There seems to be a conflict of interest here.
But my slight annoyance at these tourists invading my temporary home led me to thinking about the upcoming school year. I’m going to be a sophomore, and my status as a scared little freshman has thankfully been revoked. I’ve served my sentence and done my time, and now I’m free from the shackles of orientation, signing up for every club imaginable at FestiFall, and pulling the yellow cord to stop at CC Little. I’m experienced now! Yet, I’m worried that my sarcastic annoyance at the tourists here in Albania will transfer onto the rising freshmen coming to campus this fall. I’ve always thought of myself as a good leader, and a person who loves to help others. What am I going to do if my own preconceptions about the freshmen prevent me from potentially making their first year at the University of Michigan a great one? Now, it’s not like any particular upperclassman made or broke my freshman year, but I sure as heck don’t want to be one of those people who calls out the first years on the Diag for wearing their lanyards around their necks. I mean, we’re the leaders and best, shouldn’t we treat every member of our community with the respect they deserve, no matter their experience?
The point I’m trying to make to myself here is this: Do not let your experience in something get in the way of your ability to be kind towards others who are new to it. You cannot become an expert in something overnight; it will take time, and you’ll make a lot of mistakes along the way. (And that’s okay!!) With a bit of luck, however, you might meet some people along the way who will help you along.

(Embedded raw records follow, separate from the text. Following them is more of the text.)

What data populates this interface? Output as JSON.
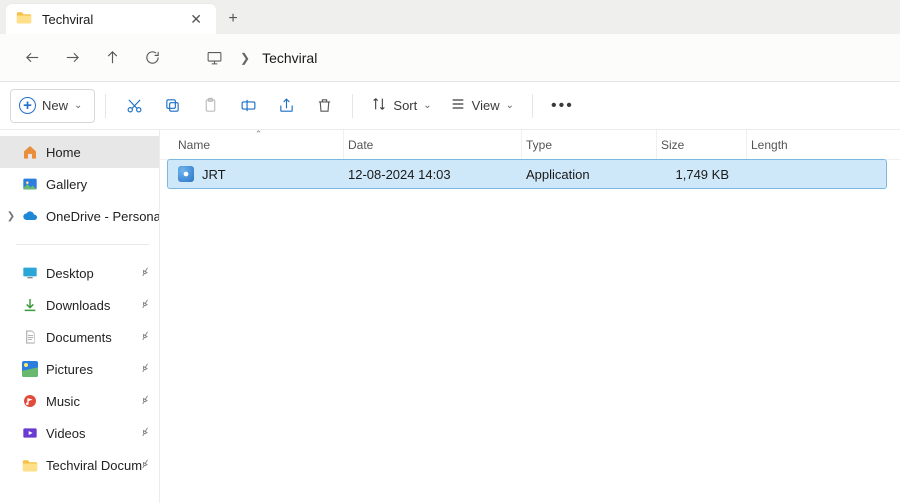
{
  "tab": {
    "title": "Techviral"
  },
  "breadcrumb": {
    "current": "Techviral"
  },
  "toolbar": {
    "new_label": "New",
    "sort_label": "Sort",
    "view_label": "View"
  },
  "sidebar": {
    "home": "Home",
    "gallery": "Gallery",
    "onedrive": "OneDrive - Persona",
    "desktop": "Desktop",
    "downloads": "Downloads",
    "documents": "Documents",
    "pictures": "Pictures",
    "music": "Music",
    "videos": "Videos",
    "techviral": "Techviral Docum"
  },
  "columns": {
    "name": "Name",
    "date": "Date",
    "type": "Type",
    "size": "Size",
    "length": "Length"
  },
  "files": [
    {
      "name": "JRT",
      "date": "12-08-2024 14:03",
      "type": "Application",
      "size": "1,749 KB",
      "length": ""
    }
  ]
}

And whether they have a camera strap dangled around their neck, or a lanyard, they both deserve to be treated with kindness, empathy, and respect.
So, to the class of 2021, welcome to UofM, and Go Blue.